GDP growth softened to 1.8% in the firstquarter as consumer spending andconfidence was hit by oil gasoline prices.After two strong months, job creationweakened in May, raising doubts aboutfirms’ willingness to hire.We assume that current weakness is asoft patch and that the economy willregain momentum in the second half.Fiscal tightening and deleveraging willconstrain medium-term growth rates.A large overhang of houses is preventinga recovery of the property market, withan adverse impact on households’balance-sheets.
A strong first quarter augurs well forGermany and other “core” countriesbut fiscal austerity and high borrowingcosts will hold back the periphery.Unable to return to the markets in2012, Greece needs a top-up loan.We assume the EU/IMF will disbursethis although the German governmentis insisting on “bailing in” the privatesector, an idea opposed by the ECB.Portugal received a €78bn bailout inMay 2011. We expect Spain to meetits funding needs in the markets
The March 11th earthquake and tsunamiare having a servere impact on powersupplies and supply chainsWe have revised down our 2011 GDPforecast to -0.5%. The second quarterwill be dire but we expect a recovery inthe second half, boosted by a rebound inmanufacturing and by reconstructionactivityCoordinated international action wastaken in March to stem the appreciationof the yen
In China massive stimulus hasaggravated existing imbalances.Further tightening of monetary policyis needed to tame inflation.Elsewhere in the emerging world,monetary tightening is needed tocheck inflation. Growth is expected toremain strong on the back of robustdomestic demand.Growth in Brazil will slow to 4% as thecental bank tightens policy to controlinflation.Russia’s recovery will be supported byhigher oil prices
Oil consumption will continue to growstrongly in 2011, led by thedeveloping world. Consumption isexpected to fall in the EU and JapanDespite the collapse of Libyan output,significant spare capacity in OPECsuggests ample supply. However, anyescalation in geopolitical tensionscould disrupt our supply forecastsLoose global monetary conditionsand investors’ search for return willsupport prices
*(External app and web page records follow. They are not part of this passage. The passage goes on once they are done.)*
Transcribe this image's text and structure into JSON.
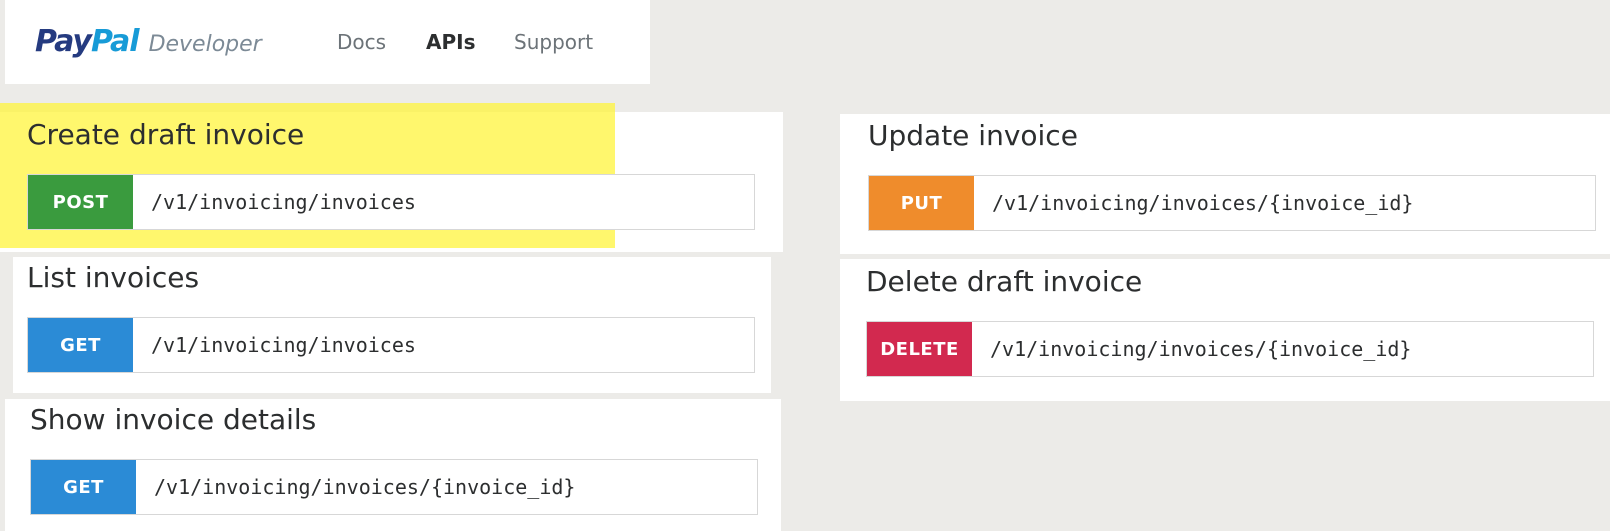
{
  "header": {
    "logo": {
      "pay": "Pay",
      "pal": "Pal",
      "developer": "Developer"
    },
    "nav": [
      {
        "label": "Docs",
        "active": false
      },
      {
        "label": "APIs",
        "active": true
      },
      {
        "label": "Support",
        "active": false
      }
    ]
  },
  "endpoints": [
    {
      "title": "Create draft invoice",
      "method": "POST",
      "path": "/v1/invoicing/invoices",
      "color": "#3a9b3e",
      "highlighted": true
    },
    {
      "title": "List invoices",
      "method": "GET",
      "path": "/v1/invoicing/invoices",
      "color": "#2b8bd6",
      "highlighted": false
    },
    {
      "title": "Show invoice details",
      "method": "GET",
      "path": "/v1/invoicing/invoices/{invoice_id}",
      "color": "#2b8bd6",
      "highlighted": false
    },
    {
      "title": "Update invoice",
      "method": "PUT",
      "path": "/v1/invoicing/invoices/{invoice_id}",
      "color": "#ef8c2c",
      "highlighted": false
    },
    {
      "title": "Delete draft invoice",
      "method": "DELETE",
      "path": "/v1/invoicing/invoices/{invoice_id}",
      "color": "#d2294f",
      "highlighted": false
    }
  ],
  "colors": {
    "background": "#ecebe8",
    "highlight": "#fff43c",
    "paypal_dark_blue": "#253b80",
    "paypal_light_blue": "#179bd7"
  }
}
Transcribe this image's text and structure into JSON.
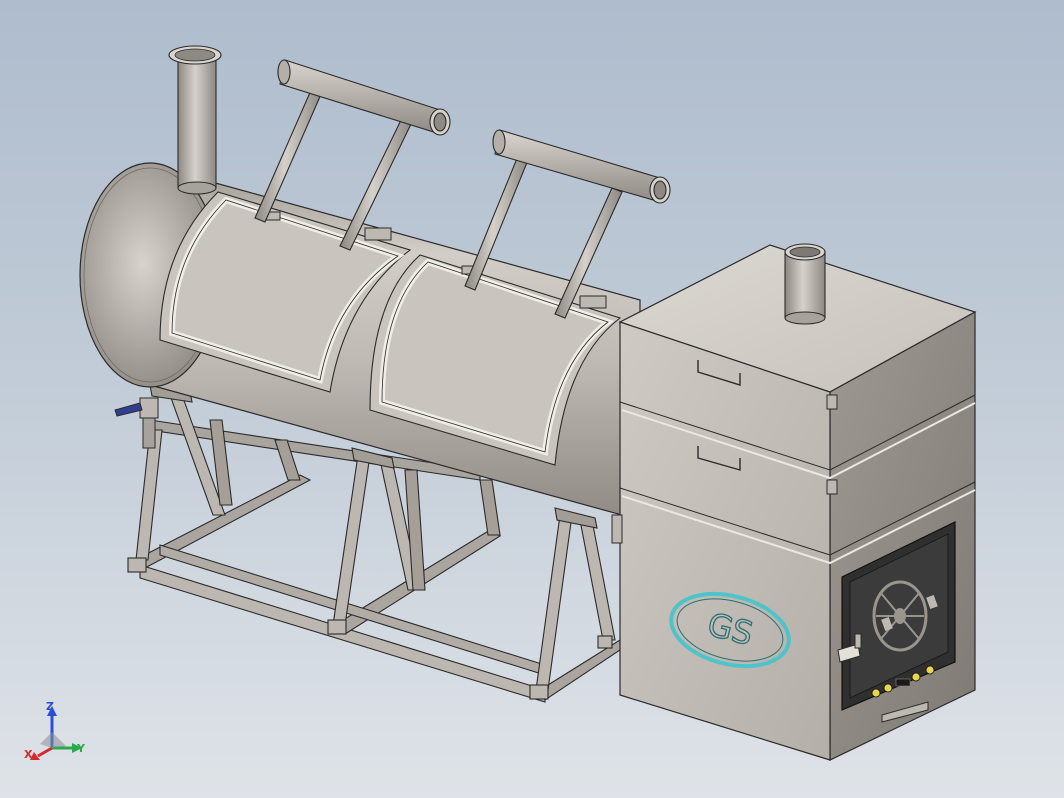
{
  "viewport": {
    "background_top": "#aebccd",
    "background_bottom": "#dfe3e8"
  },
  "model": {
    "logo_text": "GS",
    "logo_color": "#4ec3c9",
    "body_color": "#c4bfb8",
    "frame_color": "#b9b4ad",
    "outline_color": "#2b2b2b"
  },
  "triad": {
    "z_label": "Z",
    "y_label": "Y",
    "x_label": "X",
    "x_color": "#d42a2a",
    "y_color": "#2aa84a",
    "z_color": "#2a4fd4"
  }
}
Demand is expected to weaken asmonetary tightening bites in thedeveloping world and as stimulus iswithdrawn in the mature economiesHowever, rising emerging marketincomes and urbanisation will underpinmedium-term demand growthYears of underinvestment, particularlyin agriculture, will support pricesGold prices will come under pressurein 2012 as interest rates start to riseand investors reduce their holdings
Amid high unemployment the FederalReserve will not raise its policy rateuntil late in 2012.The ECB raised its policy rate by 25basis points to 1.25% in April. Weexpect one more increase in 2011,followed by a further two in 2012.The ECB has made clear itsunwillingness to buy more peripheraleurozone government bonds.Japanese policy rates will be held atemergency levels until late 2012.
The euro is being supported by apositive interest differential in relation tothe dollar, despite debt stresses in theeurozone peripheryThe yen will be supported by Japaneseinstitutional investors’ home bias but adeclining domestic savings rate willmake it vulnerable in the medium termEmerging market currencies willcontinue to be supported by wideinterest rate and growth differentialswith OECD economies
- Oil prices remain at extremely high levels 16- Major sovereigns default as public debt surges 16- New asset bubbles burst, creating renewed financial turbulence 16- China’s economy crashes 15- Tensions over currency manipulation lead to a rise in protectionism 12
- Developed economies suffer stagflation 10- The US dollar crashes 10- The euro zone breaks up 10- Economic upheaval leads to widespread social and political unrest 9+ Oil prices slump 8